Write out each line of the listing as it stands, without the images.

[[ Data for this task, beginning ]]

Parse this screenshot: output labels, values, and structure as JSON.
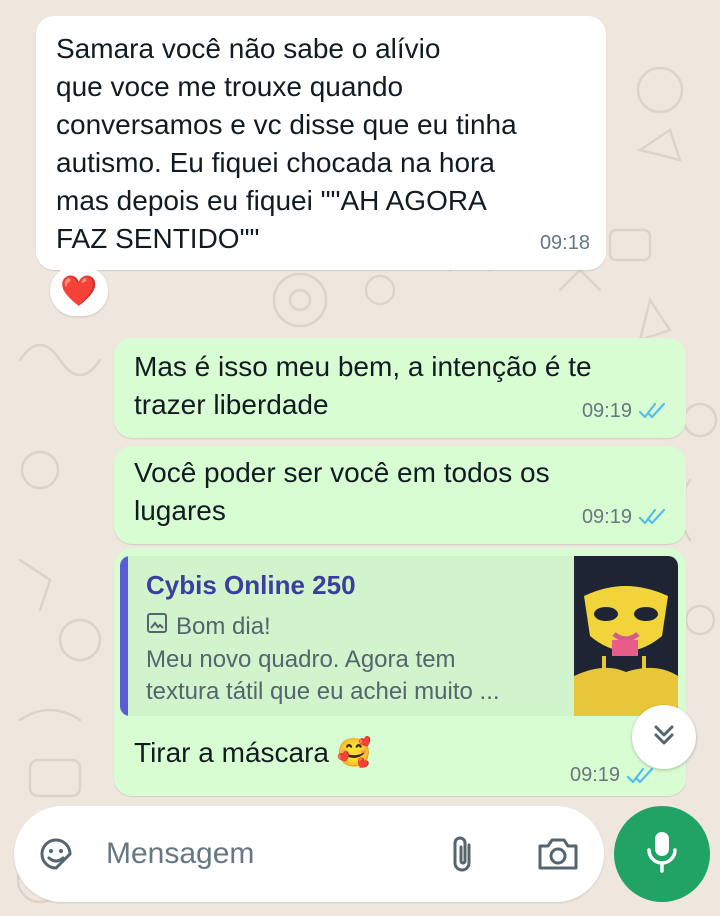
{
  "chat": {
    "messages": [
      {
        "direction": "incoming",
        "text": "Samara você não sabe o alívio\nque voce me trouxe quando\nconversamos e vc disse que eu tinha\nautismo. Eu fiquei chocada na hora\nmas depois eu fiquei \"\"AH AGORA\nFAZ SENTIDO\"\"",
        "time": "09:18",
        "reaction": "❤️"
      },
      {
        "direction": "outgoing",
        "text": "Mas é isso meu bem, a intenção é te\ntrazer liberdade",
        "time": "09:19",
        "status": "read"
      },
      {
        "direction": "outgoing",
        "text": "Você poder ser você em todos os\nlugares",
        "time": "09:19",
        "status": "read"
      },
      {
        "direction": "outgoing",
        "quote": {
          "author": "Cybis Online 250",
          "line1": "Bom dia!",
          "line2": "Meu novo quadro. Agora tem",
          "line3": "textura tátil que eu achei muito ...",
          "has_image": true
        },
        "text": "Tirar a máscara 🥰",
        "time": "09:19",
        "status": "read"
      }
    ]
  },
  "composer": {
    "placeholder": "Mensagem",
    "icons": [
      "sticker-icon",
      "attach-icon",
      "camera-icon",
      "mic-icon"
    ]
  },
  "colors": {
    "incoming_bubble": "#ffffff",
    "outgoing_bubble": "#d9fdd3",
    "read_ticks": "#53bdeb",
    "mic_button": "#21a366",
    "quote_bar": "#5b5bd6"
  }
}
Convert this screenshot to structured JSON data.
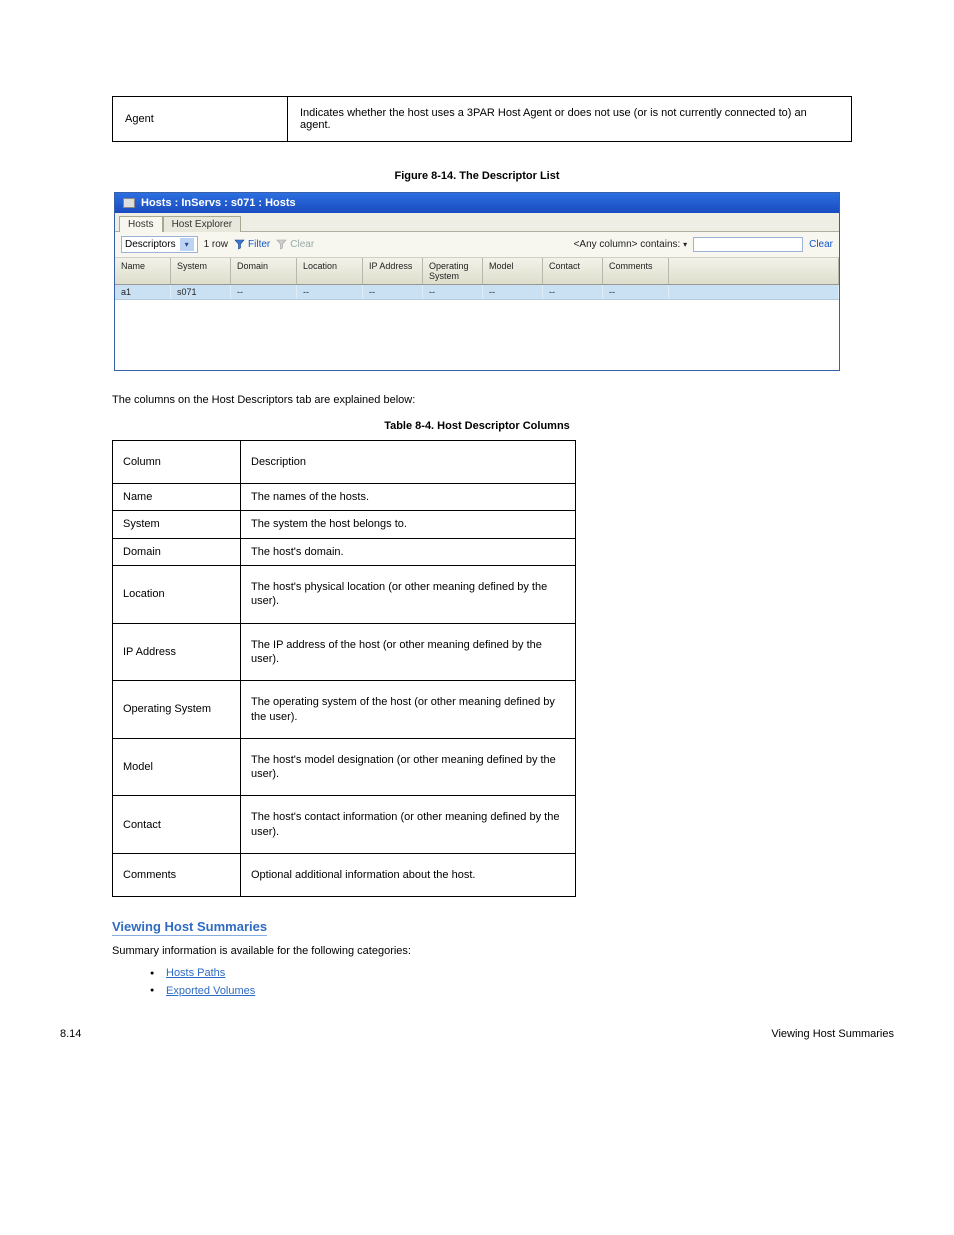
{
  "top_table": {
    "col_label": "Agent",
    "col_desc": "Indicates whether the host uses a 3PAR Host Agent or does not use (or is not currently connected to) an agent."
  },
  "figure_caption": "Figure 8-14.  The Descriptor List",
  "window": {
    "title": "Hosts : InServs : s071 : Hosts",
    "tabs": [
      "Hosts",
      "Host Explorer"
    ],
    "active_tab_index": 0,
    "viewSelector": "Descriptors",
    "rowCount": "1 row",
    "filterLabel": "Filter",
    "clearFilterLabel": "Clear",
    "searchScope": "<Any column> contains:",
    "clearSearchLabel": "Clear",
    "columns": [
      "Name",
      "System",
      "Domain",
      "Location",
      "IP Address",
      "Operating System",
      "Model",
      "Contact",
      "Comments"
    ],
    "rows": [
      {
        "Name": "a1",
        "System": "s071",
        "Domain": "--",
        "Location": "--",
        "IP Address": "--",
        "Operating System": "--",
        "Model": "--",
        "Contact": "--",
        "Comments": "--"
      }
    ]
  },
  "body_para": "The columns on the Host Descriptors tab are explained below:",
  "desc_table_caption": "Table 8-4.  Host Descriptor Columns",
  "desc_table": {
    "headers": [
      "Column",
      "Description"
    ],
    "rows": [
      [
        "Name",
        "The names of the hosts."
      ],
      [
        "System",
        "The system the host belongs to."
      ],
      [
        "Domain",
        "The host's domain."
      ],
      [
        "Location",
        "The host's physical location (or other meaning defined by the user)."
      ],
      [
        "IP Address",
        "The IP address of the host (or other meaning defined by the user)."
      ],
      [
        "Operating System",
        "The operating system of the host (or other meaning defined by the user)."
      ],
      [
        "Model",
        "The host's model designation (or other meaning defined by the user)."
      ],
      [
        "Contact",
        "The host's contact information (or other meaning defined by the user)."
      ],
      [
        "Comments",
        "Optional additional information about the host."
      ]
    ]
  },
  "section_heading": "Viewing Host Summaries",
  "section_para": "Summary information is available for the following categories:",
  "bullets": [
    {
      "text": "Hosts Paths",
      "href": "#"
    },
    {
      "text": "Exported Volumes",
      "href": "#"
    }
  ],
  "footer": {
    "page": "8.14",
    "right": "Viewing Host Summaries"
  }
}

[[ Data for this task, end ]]

**Exercise solution:**
Parse this screenshot: output labels, values, and structure as JSON.
{
  "chat": {
    "messages": [
      {
        "direction": "incoming",
        "text": "Samara você não sabe o alívio\nque voce me trouxe quando\nconversamos e vc disse que eu tinha\nautismo. Eu fiquei chocada na hora\nmas depois eu fiquei \"\"AH AGORA\nFAZ SENTIDO\"\"",
        "time": "09:18",
        "reaction": "❤️"
      },
      {
        "direction": "outgoing",
        "text": "Mas é isso meu bem, a intenção é te\ntrazer liberdade",
        "time": "09:19",
        "status": "read"
      },
      {
        "direction": "outgoing",
        "text": "Você poder ser você em todos os\nlugares",
        "time": "09:19",
        "status": "read"
      },
      {
        "direction": "outgoing",
        "quote": {
          "author": "Cybis Online 250",
          "line1": "Bom dia!",
          "line2": "Meu novo quadro. Agora tem",
          "line3": "textura tátil que eu achei muito ...",
          "has_image": true
        },
        "text": "Tirar a máscara 🥰",
        "time": "09:19",
        "status": "read"
      }
    ]
  },
  "composer": {
    "placeholder": "Mensagem",
    "icons": [
      "sticker-icon",
      "attach-icon",
      "camera-icon",
      "mic-icon"
    ]
  },
  "colors": {
    "incoming_bubble": "#ffffff",
    "outgoing_bubble": "#d9fdd3",
    "read_ticks": "#53bdeb",
    "mic_button": "#21a366",
    "quote_bar": "#5b5bd6"
  }
}
Convert this screenshot to structured JSON data.
{
  "top_table": {
    "col_label": "Agent",
    "col_desc": "Indicates whether the host uses a 3PAR Host Agent or does not use (or is not currently connected to) an agent."
  },
  "figure_caption": "Figure 8-14.  The Descriptor List",
  "window": {
    "title": "Hosts : InServs : s071 : Hosts",
    "tabs": [
      "Hosts",
      "Host Explorer"
    ],
    "active_tab_index": 0,
    "viewSelector": "Descriptors",
    "rowCount": "1 row",
    "filterLabel": "Filter",
    "clearFilterLabel": "Clear",
    "searchScope": "<Any column> contains:",
    "clearSearchLabel": "Clear",
    "columns": [
      "Name",
      "System",
      "Domain",
      "Location",
      "IP Address",
      "Operating System",
      "Model",
      "Contact",
      "Comments"
    ],
    "rows": [
      {
        "Name": "a1",
        "System": "s071",
        "Domain": "--",
        "Location": "--",
        "IP Address": "--",
        "Operating System": "--",
        "Model": "--",
        "Contact": "--",
        "Comments": "--"
      }
    ]
  },
  "body_para": "The columns on the Host Descriptors tab are explained below:",
  "desc_table_caption": "Table 8-4.  Host Descriptor Columns",
  "desc_table": {
    "headers": [
      "Column",
      "Description"
    ],
    "rows": [
      [
        "Name",
        "The names of the hosts."
      ],
      [
        "System",
        "The system the host belongs to."
      ],
      [
        "Domain",
        "The host's domain."
      ],
      [
        "Location",
        "The host's physical location (or other meaning defined by the user)."
      ],
      [
        "IP Address",
        "The IP address of the host (or other meaning defined by the user)."
      ],
      [
        "Operating System",
        "The operating system of the host (or other meaning defined by the user)."
      ],
      [
        "Model",
        "The host's model designation (or other meaning defined by the user)."
      ],
      [
        "Contact",
        "The host's contact information (or other meaning defined by the user)."
      ],
      [
        "Comments",
        "Optional additional information about the host."
      ]
    ]
  },
  "section_heading": "Viewing Host Summaries",
  "section_para": "Summary information is available for the following categories:",
  "bullets": [
    {
      "text": "Hosts Paths",
      "href": "#"
    },
    {
      "text": "Exported Volumes",
      "href": "#"
    }
  ],
  "footer": {
    "page": "8.14",
    "right": "Viewing Host Summaries"
  }
}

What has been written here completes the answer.